+++ Data listing +++
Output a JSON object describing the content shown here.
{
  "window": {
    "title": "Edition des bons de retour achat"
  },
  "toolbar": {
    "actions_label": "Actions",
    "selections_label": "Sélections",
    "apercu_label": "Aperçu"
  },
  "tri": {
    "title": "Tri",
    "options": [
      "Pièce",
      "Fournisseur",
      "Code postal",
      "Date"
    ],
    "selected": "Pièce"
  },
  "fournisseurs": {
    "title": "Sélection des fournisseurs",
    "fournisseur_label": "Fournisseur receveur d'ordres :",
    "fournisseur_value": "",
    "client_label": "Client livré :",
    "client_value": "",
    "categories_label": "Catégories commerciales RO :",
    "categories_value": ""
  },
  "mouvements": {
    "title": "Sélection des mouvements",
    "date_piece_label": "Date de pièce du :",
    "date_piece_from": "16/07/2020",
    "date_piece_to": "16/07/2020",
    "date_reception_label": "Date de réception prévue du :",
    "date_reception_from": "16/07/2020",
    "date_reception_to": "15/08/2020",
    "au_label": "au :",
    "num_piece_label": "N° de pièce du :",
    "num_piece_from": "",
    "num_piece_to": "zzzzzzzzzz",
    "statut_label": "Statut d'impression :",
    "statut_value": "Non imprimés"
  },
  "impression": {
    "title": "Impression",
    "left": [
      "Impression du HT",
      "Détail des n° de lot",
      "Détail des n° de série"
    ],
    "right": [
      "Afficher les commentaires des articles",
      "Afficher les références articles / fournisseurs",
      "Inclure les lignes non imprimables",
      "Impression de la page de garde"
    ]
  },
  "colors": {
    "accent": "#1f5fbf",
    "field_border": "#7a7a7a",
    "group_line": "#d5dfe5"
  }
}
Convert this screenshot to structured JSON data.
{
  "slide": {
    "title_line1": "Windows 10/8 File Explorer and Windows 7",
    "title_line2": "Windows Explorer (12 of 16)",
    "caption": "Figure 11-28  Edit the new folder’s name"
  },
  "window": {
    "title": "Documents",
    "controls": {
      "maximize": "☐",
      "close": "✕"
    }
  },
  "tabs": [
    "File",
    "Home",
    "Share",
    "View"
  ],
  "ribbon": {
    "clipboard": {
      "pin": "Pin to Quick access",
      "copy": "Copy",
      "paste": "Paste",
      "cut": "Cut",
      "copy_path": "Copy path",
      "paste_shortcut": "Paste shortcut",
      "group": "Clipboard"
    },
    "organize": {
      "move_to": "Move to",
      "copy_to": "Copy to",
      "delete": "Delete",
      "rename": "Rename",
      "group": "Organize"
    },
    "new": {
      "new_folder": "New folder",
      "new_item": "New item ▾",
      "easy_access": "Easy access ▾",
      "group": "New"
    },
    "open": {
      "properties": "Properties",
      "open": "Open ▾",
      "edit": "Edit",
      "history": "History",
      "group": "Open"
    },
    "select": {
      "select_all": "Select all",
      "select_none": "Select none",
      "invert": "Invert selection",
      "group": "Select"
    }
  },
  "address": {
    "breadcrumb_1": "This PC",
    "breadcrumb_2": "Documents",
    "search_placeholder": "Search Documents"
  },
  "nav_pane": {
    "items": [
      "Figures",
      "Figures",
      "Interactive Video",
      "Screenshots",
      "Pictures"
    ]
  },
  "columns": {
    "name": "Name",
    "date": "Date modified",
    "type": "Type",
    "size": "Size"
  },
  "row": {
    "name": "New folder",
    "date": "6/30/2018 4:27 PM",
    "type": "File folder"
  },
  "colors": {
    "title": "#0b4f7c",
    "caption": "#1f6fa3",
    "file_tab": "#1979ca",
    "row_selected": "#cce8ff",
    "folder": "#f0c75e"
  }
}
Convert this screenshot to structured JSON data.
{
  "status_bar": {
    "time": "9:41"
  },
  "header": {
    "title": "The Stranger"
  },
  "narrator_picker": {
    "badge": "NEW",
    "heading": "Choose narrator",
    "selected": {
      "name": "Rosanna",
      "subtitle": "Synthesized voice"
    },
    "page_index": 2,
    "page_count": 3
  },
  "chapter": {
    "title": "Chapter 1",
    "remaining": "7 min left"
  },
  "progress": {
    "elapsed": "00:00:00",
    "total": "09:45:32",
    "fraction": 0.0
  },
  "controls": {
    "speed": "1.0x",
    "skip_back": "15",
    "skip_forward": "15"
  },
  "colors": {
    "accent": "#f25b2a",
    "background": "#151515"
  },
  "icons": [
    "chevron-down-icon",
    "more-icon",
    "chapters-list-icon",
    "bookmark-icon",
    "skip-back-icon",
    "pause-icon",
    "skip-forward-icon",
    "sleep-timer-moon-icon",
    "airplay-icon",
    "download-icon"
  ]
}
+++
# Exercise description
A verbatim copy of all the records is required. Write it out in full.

# Task output
Output a JSON object describing the content shown here.
{
  "window": {
    "title": "Edition des bons de retour achat"
  },
  "toolbar": {
    "actions_label": "Actions",
    "selections_label": "Sélections",
    "apercu_label": "Aperçu"
  },
  "tri": {
    "title": "Tri",
    "options": [
      "Pièce",
      "Fournisseur",
      "Code postal",
      "Date"
    ],
    "selected": "Pièce"
  },
  "fournisseurs": {
    "title": "Sélection des fournisseurs",
    "fournisseur_label": "Fournisseur receveur d'ordres :",
    "fournisseur_value": "",
    "client_label": "Client livré :",
    "client_value": "",
    "categories_label": "Catégories commerciales RO :",
    "categories_value": ""
  },
  "mouvements": {
    "title": "Sélection des mouvements",
    "date_piece_label": "Date de pièce du :",
    "date_piece_from": "16/07/2020",
    "date_piece_to": "16/07/2020",
    "date_reception_label": "Date de réception prévue du :",
    "date_reception_from": "16/07/2020",
    "date_reception_to": "15/08/2020",
    "au_label": "au :",
    "num_piece_label": "N° de pièce du :",
    "num_piece_from": "",
    "num_piece_to": "zzzzzzzzzz",
    "statut_label": "Statut d'impression :",
    "statut_value": "Non imprimés"
  },
  "impression": {
    "title": "Impression",
    "left": [
      "Impression du HT",
      "Détail des n° de lot",
      "Détail des n° de série"
    ],
    "right": [
      "Afficher les commentaires des articles",
      "Afficher les références articles / fournisseurs",
      "Inclure les lignes non imprimables",
      "Impression de la page de garde"
    ]
  },
  "colors": {
    "accent": "#1f5fbf",
    "field_border": "#7a7a7a",
    "group_line": "#d5dfe5"
  }
}
Convert this screenshot to structured JSON data.
{
  "slide": {
    "title_line1": "Windows 10/8 File Explorer and Windows 7",
    "title_line2": "Windows Explorer (12 of 16)",
    "caption": "Figure 11-28  Edit the new folder’s name"
  },
  "window": {
    "title": "Documents",
    "controls": {
      "maximize": "☐",
      "close": "✕"
    }
  },
  "tabs": [
    "File",
    "Home",
    "Share",
    "View"
  ],
  "ribbon": {
    "clipboard": {
      "pin": "Pin to Quick access",
      "copy": "Copy",
      "paste": "Paste",
      "cut": "Cut",
      "copy_path": "Copy path",
      "paste_shortcut": "Paste shortcut",
      "group": "Clipboard"
    },
    "organize": {
      "move_to": "Move to",
      "copy_to": "Copy to",
      "delete": "Delete",
      "rename": "Rename",
      "group": "Organize"
    },
    "new": {
      "new_folder": "New folder",
      "new_item": "New item ▾",
      "easy_access": "Easy access ▾",
      "group": "New"
    },
    "open": {
      "properties": "Properties",
      "open": "Open ▾",
      "edit": "Edit",
      "history": "History",
      "group": "Open"
    },
    "select": {
      "select_all": "Select all",
      "select_none": "Select none",
      "invert": "Invert selection",
      "group": "Select"
    }
  },
  "address": {
    "breadcrumb_1": "This PC",
    "breadcrumb_2": "Documents",
    "search_placeholder": "Search Documents"
  },
  "nav_pane": {
    "items": [
      "Figures",
      "Figures",
      "Interactive Video",
      "Screenshots",
      "Pictures"
    ]
  },
  "columns": {
    "name": "Name",
    "date": "Date modified",
    "type": "Type",
    "size": "Size"
  },
  "row": {
    "name": "New folder",
    "date": "6/30/2018 4:27 PM",
    "type": "File folder"
  },
  "colors": {
    "title": "#0b4f7c",
    "caption": "#1f6fa3",
    "file_tab": "#1979ca",
    "row_selected": "#cce8ff",
    "folder": "#f0c75e"
  }
}
Convert this screenshot to structured JSON data.
{
  "status_bar": {
    "time": "9:41"
  },
  "header": {
    "title": "The Stranger"
  },
  "narrator_picker": {
    "badge": "NEW",
    "heading": "Choose narrator",
    "selected": {
      "name": "Rosanna",
      "subtitle": "Synthesized voice"
    },
    "page_index": 2,
    "page_count": 3
  },
  "chapter": {
    "title": "Chapter 1",
    "remaining": "7 min left"
  },
  "progress": {
    "elapsed": "00:00:00",
    "total": "09:45:32",
    "fraction": 0.0
  },
  "controls": {
    "speed": "1.0x",
    "skip_back": "15",
    "skip_forward": "15"
  },
  "colors": {
    "accent": "#f25b2a",
    "background": "#151515"
  },
  "icons": [
    "chevron-down-icon",
    "more-icon",
    "chapters-list-icon",
    "bookmark-icon",
    "skip-back-icon",
    "pause-icon",
    "skip-forward-icon",
    "sleep-timer-moon-icon",
    "airplay-icon",
    "download-icon"
  ]
}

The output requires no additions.